What you should do:
In your copy, set down the entries exactly and exclude the pictures.

[Excerpts from a dataset]
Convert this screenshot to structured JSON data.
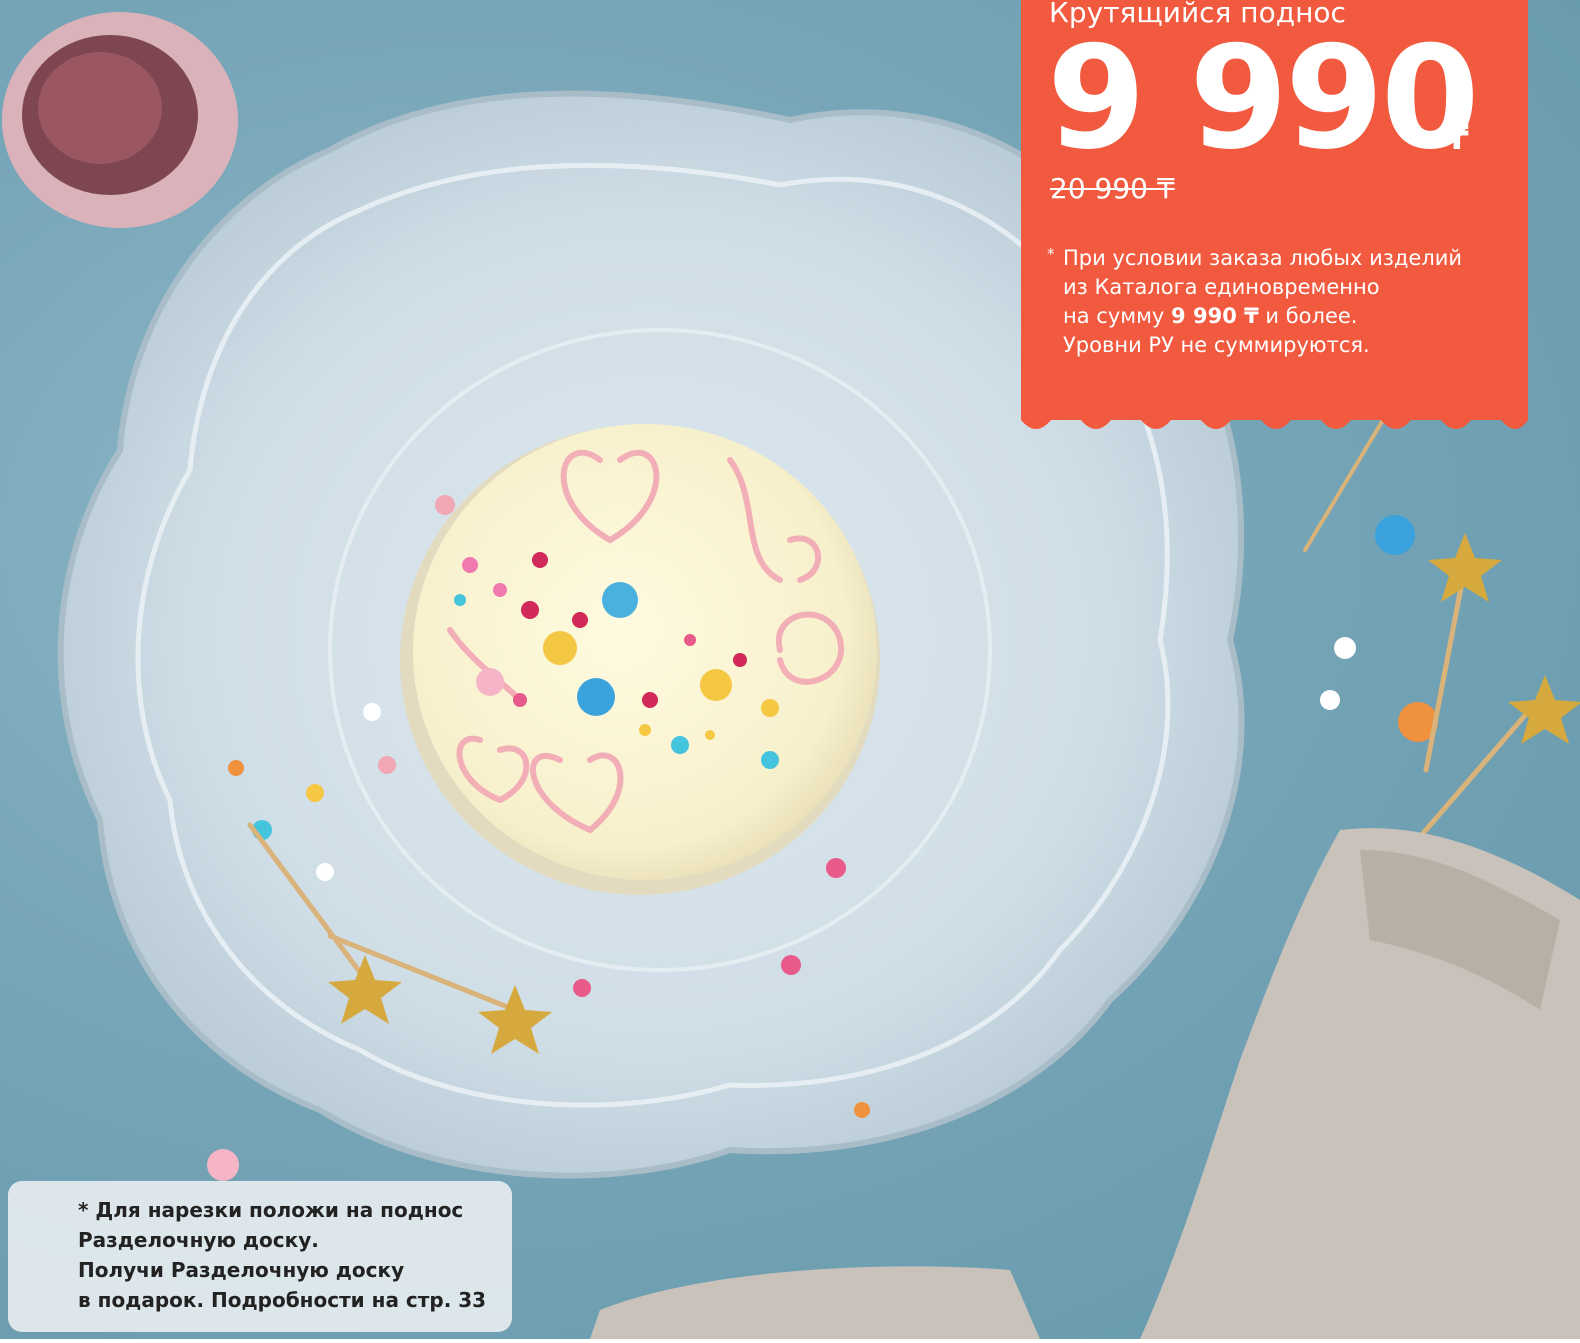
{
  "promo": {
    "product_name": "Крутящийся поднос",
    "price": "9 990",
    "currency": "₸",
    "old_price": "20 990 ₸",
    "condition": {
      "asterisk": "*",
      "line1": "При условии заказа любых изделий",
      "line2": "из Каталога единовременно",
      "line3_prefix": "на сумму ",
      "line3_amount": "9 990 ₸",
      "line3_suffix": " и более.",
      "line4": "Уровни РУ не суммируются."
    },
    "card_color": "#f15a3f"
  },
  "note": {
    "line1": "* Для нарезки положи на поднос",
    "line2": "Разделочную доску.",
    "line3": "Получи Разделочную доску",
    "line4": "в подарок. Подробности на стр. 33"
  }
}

Task output:
Convert this screenshot to structured JSON data.
{
  "promo": {
    "product_name": "Крутящийся поднос",
    "price": "9 990",
    "currency": "₸",
    "old_price": "20 990 ₸",
    "condition": {
      "asterisk": "*",
      "line1": "При условии заказа любых изделий",
      "line2": "из Каталога единовременно",
      "line3_prefix": "на сумму ",
      "line3_amount": "9 990 ₸",
      "line3_suffix": " и более.",
      "line4": "Уровни РУ не суммируются."
    },
    "card_color": "#f15a3f"
  },
  "note": {
    "line1": "* Для нарезки положи на поднос",
    "line2": "Разделочную доску.",
    "line3": "Получи Разделочную доску",
    "line4": "в подарок. Подробности на стр. 33"
  }
}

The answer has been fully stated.